[Dataset rows describing interfaces]

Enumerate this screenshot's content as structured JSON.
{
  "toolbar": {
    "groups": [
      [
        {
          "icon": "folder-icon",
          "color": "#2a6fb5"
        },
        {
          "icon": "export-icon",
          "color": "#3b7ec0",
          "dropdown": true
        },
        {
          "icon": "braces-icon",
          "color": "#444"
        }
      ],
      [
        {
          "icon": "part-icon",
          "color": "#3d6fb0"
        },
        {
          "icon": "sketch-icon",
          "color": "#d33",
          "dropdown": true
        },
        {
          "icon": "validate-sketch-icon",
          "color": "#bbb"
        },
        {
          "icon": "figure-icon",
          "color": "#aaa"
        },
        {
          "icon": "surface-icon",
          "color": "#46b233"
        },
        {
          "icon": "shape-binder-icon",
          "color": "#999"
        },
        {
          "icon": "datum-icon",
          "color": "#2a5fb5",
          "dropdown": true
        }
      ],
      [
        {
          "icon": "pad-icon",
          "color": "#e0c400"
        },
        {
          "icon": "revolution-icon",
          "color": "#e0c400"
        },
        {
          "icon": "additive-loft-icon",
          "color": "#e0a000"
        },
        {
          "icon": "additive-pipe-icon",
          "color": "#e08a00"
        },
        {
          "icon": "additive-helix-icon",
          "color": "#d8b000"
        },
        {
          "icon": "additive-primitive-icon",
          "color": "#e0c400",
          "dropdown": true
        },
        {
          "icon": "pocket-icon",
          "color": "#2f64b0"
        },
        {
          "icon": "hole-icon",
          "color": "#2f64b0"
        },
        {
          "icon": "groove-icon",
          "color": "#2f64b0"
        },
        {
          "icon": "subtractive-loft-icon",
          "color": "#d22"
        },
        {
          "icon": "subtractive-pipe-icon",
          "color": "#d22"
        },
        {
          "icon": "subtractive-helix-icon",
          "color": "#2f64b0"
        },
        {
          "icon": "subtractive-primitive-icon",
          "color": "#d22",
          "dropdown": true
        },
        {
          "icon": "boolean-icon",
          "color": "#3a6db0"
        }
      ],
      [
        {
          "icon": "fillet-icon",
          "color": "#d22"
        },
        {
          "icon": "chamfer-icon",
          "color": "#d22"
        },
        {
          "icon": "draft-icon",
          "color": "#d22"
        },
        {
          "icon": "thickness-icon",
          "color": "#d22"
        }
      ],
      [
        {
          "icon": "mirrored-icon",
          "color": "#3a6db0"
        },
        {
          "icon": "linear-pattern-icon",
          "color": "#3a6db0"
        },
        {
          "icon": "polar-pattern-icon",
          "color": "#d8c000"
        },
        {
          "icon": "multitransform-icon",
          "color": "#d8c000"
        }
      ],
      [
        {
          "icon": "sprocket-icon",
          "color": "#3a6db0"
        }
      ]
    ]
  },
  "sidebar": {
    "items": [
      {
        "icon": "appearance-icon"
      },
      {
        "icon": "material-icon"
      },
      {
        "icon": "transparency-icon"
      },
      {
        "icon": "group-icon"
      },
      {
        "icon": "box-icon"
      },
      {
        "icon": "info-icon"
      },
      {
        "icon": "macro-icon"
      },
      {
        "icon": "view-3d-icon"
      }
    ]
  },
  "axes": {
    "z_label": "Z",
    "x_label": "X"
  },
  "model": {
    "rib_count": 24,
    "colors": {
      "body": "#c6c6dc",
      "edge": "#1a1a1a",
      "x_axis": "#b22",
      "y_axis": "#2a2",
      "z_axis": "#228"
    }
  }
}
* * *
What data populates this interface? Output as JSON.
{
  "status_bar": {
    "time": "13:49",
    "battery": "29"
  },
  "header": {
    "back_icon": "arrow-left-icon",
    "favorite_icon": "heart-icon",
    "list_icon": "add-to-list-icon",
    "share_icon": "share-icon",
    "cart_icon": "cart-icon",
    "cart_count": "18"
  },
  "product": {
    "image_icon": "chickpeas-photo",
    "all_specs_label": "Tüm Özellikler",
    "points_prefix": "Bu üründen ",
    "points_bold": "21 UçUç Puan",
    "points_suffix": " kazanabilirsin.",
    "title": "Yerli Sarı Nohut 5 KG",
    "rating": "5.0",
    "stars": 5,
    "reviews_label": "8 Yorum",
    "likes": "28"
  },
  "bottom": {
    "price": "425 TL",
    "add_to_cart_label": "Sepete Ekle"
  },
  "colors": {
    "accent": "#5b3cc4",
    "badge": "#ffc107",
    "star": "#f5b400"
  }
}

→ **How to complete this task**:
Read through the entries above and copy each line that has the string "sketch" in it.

→ **Result below**:
          "icon": "sketch-icon",
          "icon": "validate-sketch-icon",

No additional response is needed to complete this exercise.